## How to complete this task
Whenever a line of the material contains the string "Remove", it should be copied.

## Records provided
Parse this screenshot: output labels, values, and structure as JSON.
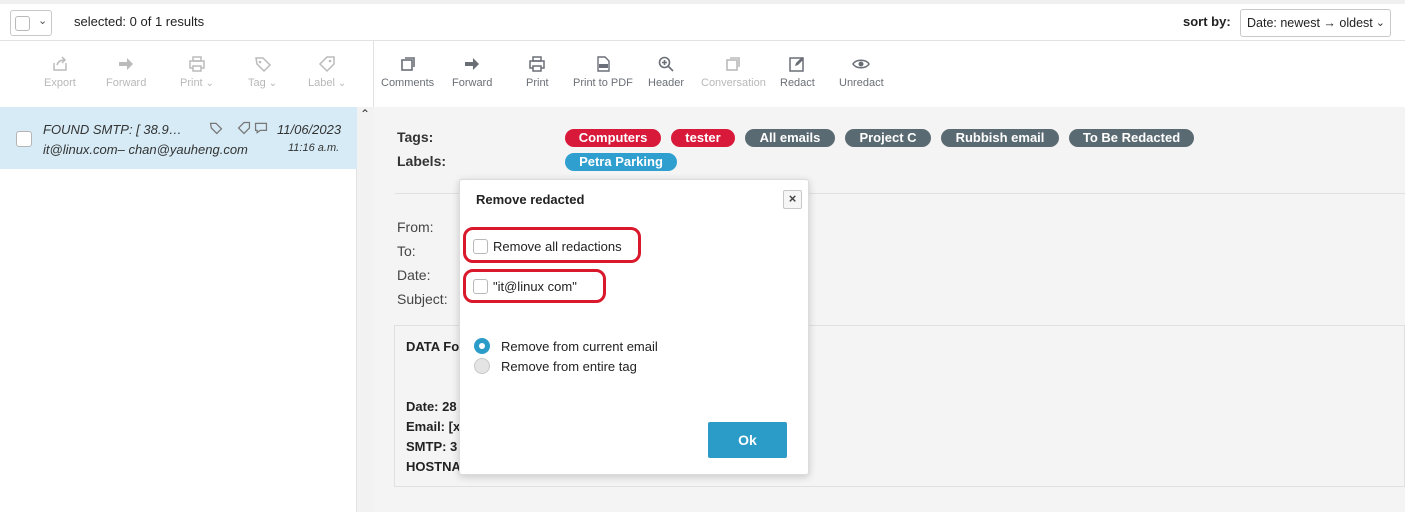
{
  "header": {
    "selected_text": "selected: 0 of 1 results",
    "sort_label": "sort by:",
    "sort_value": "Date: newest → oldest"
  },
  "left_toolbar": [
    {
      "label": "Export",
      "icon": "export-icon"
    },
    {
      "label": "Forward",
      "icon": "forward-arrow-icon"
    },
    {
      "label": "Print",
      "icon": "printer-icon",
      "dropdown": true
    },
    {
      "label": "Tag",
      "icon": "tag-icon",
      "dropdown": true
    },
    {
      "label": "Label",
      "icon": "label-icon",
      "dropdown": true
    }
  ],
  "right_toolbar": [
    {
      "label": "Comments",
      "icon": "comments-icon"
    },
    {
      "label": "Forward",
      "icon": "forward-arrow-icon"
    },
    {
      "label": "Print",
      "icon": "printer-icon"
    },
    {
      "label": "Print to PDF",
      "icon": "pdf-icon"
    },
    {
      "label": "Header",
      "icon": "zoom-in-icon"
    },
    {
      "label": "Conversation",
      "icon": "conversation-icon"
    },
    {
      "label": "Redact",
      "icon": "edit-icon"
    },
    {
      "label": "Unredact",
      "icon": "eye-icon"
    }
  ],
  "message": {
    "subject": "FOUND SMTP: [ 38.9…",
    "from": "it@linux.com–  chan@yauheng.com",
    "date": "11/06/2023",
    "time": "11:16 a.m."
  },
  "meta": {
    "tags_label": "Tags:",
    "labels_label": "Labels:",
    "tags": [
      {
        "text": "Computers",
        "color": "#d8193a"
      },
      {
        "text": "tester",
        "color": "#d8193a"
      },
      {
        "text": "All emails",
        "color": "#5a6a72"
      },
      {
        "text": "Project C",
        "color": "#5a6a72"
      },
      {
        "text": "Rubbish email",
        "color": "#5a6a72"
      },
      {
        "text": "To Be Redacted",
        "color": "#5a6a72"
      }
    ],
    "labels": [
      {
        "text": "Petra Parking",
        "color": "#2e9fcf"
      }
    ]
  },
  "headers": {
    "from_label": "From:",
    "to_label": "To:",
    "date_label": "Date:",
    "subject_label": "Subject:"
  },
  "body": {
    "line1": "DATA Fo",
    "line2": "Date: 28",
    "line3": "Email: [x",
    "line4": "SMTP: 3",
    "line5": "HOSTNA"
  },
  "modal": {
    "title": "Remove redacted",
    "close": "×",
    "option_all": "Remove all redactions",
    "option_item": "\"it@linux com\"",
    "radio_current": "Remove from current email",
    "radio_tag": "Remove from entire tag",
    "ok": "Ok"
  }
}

## Result for this exercise
    "title": "Remove redacted",
    "option_all": "Remove all redactions",
    "radio_current": "Remove from current email",
    "radio_tag": "Remove from entire tag",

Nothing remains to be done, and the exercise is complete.